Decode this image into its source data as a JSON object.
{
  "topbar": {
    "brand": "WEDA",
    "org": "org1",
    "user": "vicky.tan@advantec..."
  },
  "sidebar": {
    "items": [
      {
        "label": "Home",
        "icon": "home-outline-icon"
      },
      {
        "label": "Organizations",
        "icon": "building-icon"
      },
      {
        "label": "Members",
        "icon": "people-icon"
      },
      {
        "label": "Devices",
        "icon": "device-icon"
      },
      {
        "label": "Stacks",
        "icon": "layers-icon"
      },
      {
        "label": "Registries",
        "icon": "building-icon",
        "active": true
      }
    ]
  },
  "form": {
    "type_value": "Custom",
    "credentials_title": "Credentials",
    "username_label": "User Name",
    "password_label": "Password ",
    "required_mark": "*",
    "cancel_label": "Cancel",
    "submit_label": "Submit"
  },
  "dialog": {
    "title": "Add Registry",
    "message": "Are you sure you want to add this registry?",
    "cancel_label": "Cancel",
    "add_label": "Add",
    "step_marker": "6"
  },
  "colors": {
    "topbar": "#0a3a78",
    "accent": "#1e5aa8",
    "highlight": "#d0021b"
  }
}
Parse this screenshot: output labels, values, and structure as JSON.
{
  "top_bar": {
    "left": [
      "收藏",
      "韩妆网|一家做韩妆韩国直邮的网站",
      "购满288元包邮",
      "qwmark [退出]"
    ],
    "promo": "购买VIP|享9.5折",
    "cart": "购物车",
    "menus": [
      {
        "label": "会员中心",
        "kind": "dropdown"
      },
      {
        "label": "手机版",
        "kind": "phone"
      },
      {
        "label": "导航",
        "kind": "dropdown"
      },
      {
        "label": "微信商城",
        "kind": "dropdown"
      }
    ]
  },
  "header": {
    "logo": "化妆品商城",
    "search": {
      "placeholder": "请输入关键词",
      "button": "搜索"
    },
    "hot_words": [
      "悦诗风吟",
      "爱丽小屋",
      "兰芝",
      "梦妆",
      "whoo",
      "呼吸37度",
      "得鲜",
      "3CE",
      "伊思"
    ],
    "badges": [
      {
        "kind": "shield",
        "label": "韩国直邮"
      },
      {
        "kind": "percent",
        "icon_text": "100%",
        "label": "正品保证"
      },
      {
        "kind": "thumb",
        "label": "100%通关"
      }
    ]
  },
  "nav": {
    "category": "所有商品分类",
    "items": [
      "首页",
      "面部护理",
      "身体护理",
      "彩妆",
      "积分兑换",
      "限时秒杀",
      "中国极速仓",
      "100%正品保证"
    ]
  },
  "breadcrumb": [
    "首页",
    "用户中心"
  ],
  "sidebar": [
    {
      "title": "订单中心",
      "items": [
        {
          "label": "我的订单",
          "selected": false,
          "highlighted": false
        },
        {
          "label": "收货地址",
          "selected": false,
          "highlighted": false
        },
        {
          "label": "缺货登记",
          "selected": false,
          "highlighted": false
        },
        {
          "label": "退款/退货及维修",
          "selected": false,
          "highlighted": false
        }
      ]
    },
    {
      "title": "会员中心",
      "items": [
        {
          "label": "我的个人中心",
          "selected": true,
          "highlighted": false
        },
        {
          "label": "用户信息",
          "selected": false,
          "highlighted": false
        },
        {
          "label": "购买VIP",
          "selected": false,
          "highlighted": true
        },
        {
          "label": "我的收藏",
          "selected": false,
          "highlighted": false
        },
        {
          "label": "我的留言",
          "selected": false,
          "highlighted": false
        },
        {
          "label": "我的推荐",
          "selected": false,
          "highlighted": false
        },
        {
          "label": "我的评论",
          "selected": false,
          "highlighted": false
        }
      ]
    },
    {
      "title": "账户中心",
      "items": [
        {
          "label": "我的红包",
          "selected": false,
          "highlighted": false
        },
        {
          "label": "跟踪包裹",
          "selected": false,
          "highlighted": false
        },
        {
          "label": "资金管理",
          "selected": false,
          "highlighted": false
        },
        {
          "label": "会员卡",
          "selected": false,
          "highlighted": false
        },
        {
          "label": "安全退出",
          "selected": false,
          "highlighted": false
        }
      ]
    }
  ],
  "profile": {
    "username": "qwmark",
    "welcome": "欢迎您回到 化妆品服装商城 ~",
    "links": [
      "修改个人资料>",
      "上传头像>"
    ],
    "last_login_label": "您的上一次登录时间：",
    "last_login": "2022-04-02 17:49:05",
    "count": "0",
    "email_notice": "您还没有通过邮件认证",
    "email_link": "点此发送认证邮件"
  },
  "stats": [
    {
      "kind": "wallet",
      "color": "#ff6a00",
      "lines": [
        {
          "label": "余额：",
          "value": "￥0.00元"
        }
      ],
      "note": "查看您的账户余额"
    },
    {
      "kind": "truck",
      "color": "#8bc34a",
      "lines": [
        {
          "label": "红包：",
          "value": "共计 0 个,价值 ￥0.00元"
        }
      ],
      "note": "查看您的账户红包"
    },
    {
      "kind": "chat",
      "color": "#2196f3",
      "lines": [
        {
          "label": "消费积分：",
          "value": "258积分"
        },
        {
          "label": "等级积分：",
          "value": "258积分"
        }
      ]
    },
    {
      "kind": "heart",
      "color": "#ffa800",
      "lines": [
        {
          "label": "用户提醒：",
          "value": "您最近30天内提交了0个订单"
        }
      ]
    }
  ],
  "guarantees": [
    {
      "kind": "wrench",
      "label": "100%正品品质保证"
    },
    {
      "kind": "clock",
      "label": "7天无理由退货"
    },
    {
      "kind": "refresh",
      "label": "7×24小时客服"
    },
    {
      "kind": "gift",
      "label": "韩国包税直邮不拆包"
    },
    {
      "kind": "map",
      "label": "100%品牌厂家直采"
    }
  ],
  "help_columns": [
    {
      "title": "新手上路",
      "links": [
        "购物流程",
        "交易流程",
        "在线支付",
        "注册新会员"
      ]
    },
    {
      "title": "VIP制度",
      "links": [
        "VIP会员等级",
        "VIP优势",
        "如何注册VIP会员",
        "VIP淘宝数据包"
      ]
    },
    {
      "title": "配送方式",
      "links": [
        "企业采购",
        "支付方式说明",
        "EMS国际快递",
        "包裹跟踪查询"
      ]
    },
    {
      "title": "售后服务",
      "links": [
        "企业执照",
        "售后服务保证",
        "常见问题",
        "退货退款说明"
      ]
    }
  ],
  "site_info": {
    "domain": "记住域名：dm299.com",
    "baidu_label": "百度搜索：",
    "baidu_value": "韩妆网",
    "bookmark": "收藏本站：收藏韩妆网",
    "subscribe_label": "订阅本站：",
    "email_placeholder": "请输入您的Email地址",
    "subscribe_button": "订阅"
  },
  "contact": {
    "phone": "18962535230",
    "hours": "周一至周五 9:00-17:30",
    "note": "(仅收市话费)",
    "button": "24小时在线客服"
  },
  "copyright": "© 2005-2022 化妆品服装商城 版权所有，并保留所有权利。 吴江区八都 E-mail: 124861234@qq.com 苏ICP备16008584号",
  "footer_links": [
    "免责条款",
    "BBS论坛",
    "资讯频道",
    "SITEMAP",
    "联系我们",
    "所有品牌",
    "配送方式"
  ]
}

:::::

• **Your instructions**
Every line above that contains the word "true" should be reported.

• **Reply**
        "active": true
          "selected": true,
          "highlighted": true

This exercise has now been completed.